In two's-complement, there is only one zero (00000000). Negating a negative number involves the same operation: complementing, then adding 1. The pattern 11111111 now represents -1_{10} and 10000000 represents -128_{10};
that is, the range of two's-complement integers is -128_{10} to +127_{10}.

To add two two's-complement integers, treat them as unsigned numbers, add them, and ignore any potentical carry over (this is essentially the great advantage that two's-complement has other the other conventions). The result will be the correct two's-complement number, unless both summands were positive and the result is negative or both summands were negative and the result is non-negative. The latter cases are refered to as "overflow" or "wrap around"; the addition cannot be carried out in 8 bit two's-complement in these cases. For example:

00101011 (+43) 11010101 (-43) 00101011 (+43) 10011010 (-101) + 11010101 (-43) + 11100011 (-29) + 11100011 (-29) + 10110001 (- 79) - - - - - - - - - - - - - - - - - - - - - - - - - - - - - - - - - 00000000 ( 0) 10111000 (-72) 00001110 (+14) 01001011 (overflow)

When an integer is represented with multiple bytes, the actual ordering of those bytes in memory, or the sequence in which they are transmitted over some medium, is subject to convention. This is similar to the situation in written languages, where some are written left-to-right, while others are written right-to-left.

Using a 4-byte integer, written as "ABCD", where A is the most significant byte and D is least significant byte, *big-endian* convention would store the number
in successive memory locations as A (lowest address), then B, then C, finally D, while *little-endian* convention would store the bytes in D-C-B-A order.
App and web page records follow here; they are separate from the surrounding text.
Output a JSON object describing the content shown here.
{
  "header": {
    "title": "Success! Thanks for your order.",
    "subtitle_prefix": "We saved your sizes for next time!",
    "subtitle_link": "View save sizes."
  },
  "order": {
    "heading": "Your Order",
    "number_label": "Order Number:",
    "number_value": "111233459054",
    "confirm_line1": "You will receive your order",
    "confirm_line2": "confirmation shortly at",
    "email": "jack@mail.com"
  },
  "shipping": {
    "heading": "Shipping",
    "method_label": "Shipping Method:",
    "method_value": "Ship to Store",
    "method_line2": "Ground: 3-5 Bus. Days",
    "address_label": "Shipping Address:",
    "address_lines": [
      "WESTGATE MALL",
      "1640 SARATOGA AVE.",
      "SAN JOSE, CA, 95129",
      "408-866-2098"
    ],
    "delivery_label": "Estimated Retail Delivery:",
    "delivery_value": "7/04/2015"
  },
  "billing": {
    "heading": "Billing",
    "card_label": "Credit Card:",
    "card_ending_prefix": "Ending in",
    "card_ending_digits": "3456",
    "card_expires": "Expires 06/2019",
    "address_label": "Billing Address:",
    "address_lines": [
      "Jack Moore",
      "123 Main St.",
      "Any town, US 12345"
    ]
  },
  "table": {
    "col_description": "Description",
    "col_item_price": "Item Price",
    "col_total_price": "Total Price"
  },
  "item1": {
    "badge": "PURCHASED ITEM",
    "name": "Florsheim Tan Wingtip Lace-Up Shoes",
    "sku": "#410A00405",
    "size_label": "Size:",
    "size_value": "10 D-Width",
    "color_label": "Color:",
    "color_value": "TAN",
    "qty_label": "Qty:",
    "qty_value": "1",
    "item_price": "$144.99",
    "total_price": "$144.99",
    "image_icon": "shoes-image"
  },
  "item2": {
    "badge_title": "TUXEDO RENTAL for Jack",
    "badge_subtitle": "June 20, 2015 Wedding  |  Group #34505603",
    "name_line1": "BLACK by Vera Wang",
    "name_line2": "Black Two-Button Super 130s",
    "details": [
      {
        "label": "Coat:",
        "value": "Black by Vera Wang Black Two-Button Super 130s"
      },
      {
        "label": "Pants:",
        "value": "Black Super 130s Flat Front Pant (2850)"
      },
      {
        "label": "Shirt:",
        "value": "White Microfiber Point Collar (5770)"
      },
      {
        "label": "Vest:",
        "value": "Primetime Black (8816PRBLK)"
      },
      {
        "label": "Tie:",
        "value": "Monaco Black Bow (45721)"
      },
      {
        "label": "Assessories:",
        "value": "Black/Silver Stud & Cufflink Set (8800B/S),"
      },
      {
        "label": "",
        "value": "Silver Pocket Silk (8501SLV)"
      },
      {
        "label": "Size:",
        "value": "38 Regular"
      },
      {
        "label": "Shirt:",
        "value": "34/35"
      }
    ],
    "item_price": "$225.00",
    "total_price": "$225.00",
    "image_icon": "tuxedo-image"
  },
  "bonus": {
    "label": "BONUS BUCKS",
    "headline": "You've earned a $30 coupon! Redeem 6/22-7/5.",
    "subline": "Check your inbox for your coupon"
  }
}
*Network byte order* is, by convention, sending the bytes in the order A, then B, etc., onto
the medium. It is the responsibility for the transmitting and receiving systems to convert, if
necessary, to their internal endian format.

Processor families that use big-endian storage: Motorola, IBM 370

Processor families that use little-endian format: Intel 386, VAX

Processor families that use either (determined by software): MIPS, DEC Alpha, PowerPC

The PDP family of processors, which were word- rather than byte-addressable, used the unusual pattern of B-A-D-C (that is, byte-swap within words).

The term *big-endian* is derived from the Big-Endians of Jonathan Swift's
Gulliver's Travels.

See also: Kilobyte, Megabyte, Gigabyte, Terabyte, Petabyte, Exabyte, Zettabyte, Yottabyte